Twice so far this year, social media has been set alight by news that a food company would be “retiring” their well-known but problematic mascots. First it was Land O’Lakes, a century-old dairy brand, parting ways with Mia, the indigenous woman character on their butter and cheese packaging. This week, Quaker Oats, a PepsiCo subsidiary, announced that the Black woman adorning their line of Aunt Jemima breakfast products would also be removed in a redesign.
In a statement, Quaker Oats acknowledged that “Aunt Jemima’s origins are based on a racial stereotype,” specifically that of a cheerful “mammy” slave or servant. This troubling background had been the subject of a viral TikTok by the Black singer-songwriter KIRBY just the day before. And, as predicted, it looks as if Uncle Ben’s rice, owned by Mars Inc., is next up for a reboot.
If you’re white, you probably don’t think much about the offensive caricatures on your groceries. If you’re Black or indigenous, however, you may see these faces as reminders of the ambient racism that white people are willing to allow and perpetuate for no reason other than their familiarity with it. Aunt Jemima has even been “updated” over the years to distance the name from its minstrel-show roots — e.g., in 1989, she finally got to take off her head kerchief to better resemble a housewife, not “the help.” These marketing maneuvers strike a cynical balance, as they recognize a rotten legacy but whitewash it instead of breaking the chain altogether.
Now that the mascots are actually disappearing, though, we’re hearing a lot of complaints from white consumers who seemingly only bought these products for the illustrations on the box.
The impression among these aggrieved butter-spreaders, rice-enjoyers and pancake-flippers is that the corporate world has begun kowtowing to the oversensitive left; that they are scrapping iconography based on which way the political wind is blowing.
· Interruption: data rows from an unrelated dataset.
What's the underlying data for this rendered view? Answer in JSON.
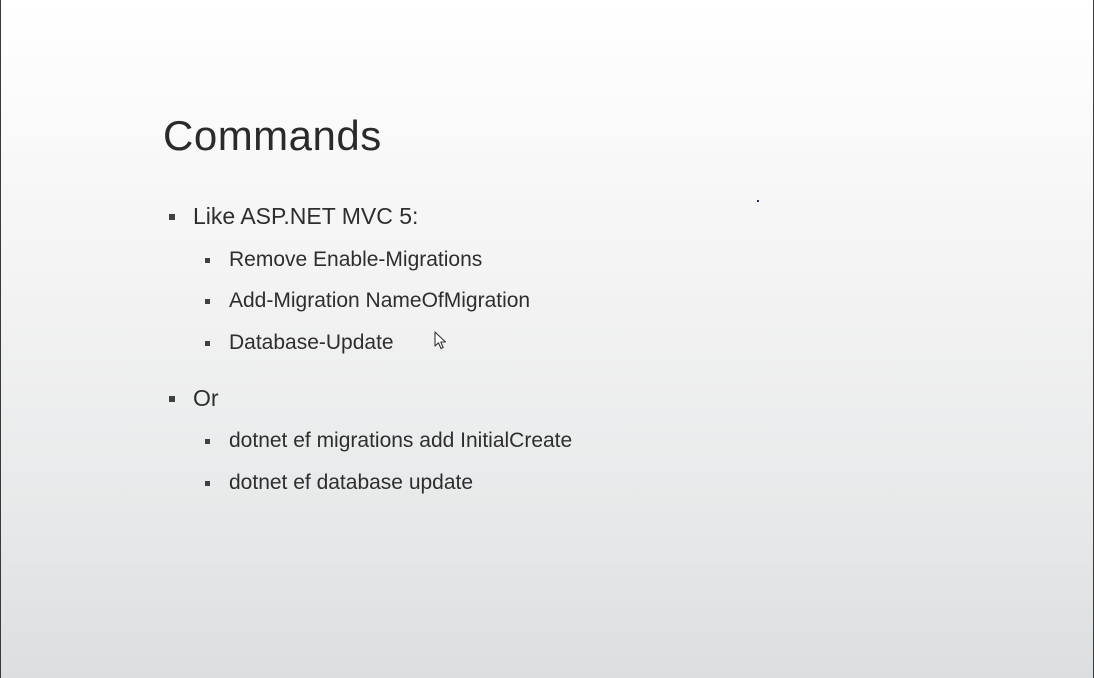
{
  "slide": {
    "title": "Commands",
    "bullets": [
      {
        "label": "Like ASP.NET MVC 5:",
        "children": [
          "Remove Enable-Migrations",
          "Add-Migration NameOfMigration",
          "Database-Update"
        ]
      },
      {
        "label": "Or",
        "children": [
          "dotnet ef migrations add InitialCreate",
          "dotnet ef database update"
        ]
      }
    ]
  },
  "icons": {
    "cursor": "mouse-pointer-icon"
  }
}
There’s some truth in this — it’s not as if Quaker Oats just learned of Aunt Jemima’s origins, which they’ve been subtly downplaying for decades — but it’s ridiculous to claim that canceling racist mascots is a new, Orwellian assault on our freedom and culture. It’s more like the shifting tide of capitalism. Truth is, the 20th century is littered with racist spokescharacters that have been thrown over in haste.
If you’re Gen X or younger, for instance, you may never have heard of the “Frito Bandito.”
The Frito Bandito was a short-lived cartoon mascot for Fritos corn chips, and he embodied the crudest clichés of Mexican heritage. With a gold tooth, sombrero, mustache, pistols, a penchant for armed robbery and an exaggerated accent provided by the Jewish voice actor Mel Blanc (he also did Speedy Gonzalez), you’d be hard pressed to name something about him that wasn’t insulting to Mexico.
A year after his 1967 debut, a pair of organizations formed: the National Mexican-American Anti-Defamation Committee and the Involvement of Mexican-Americans in Gainful Endeavors. Both sought to take down ad campaigns that trafficked in concepts like the Frito Bandito, which were not uncommon at the time — the Bandito himself was popular. Frito-Lay did what it could to keep the character, cleaning up his appearance and getting rid of his guns (following the 1968 assassination of Sen. Robert F. Kennedy), but some local TV stations eventually banned the Bandito for good, and he was totally out of circulation by 1971.
No doubt you’re aware that Fritos chips still exist nearly 50 years later; that they are, moreover, widely available and marketed without the use of xenophobic jokes. Like Quaker Oats, Mars and Land O’Lakes, Frito-Lay simply came to a point where the benefits of their branding outweighed its negative associations and public distaste.
When it came to Pillsbury’s would-be Kool-Aid competitor, Funny Face drink mix, they didn’t even wait for outcry against two wildly inappropriate flavors and their corresponding illustrations — “Injun Orange” and “Chinese Cherry” — they quickly swapped them out for “Jolly-Olly Orange” and “Choo Choo Cherry.” And that was in the mid-1960s.
Suffice it to say, America did not collapse after that concession to “PC culture,” nor does anyone continue to mourn the loss of the Frito Bandito. Neither did a 1990s twist on the concept, the Taco Bell Chihuahua, do much for that company’s bottom line: Three years into the campaign, after some Latinx leaders had called for a boycott over it, Taco Bell did away with the dog commercials and fired their chief executive due to a drastic fall in sales.
So what are the lessons here? First, that money dictates most of these decisions. Outside pressure makes a difference, but only when this activism takes a financial toll, as when Frito-Lay couldn’t air the Frito Bandito spots in certain cities and states. The second is that while the Aunt Jemimas of the world are often hurtful to the people caricatured, the absence of such logos has no material impact on white American life. They have no historical value to the average shopper. Nobody threatens to stop eating at McDonald’s when they change the jingle.
Apart from mobilizing against racist stereotypes in advertising, the best thing you can do is tune out the noise from whoever wants them preserved for nostalgia’s sake. They forget rather fast.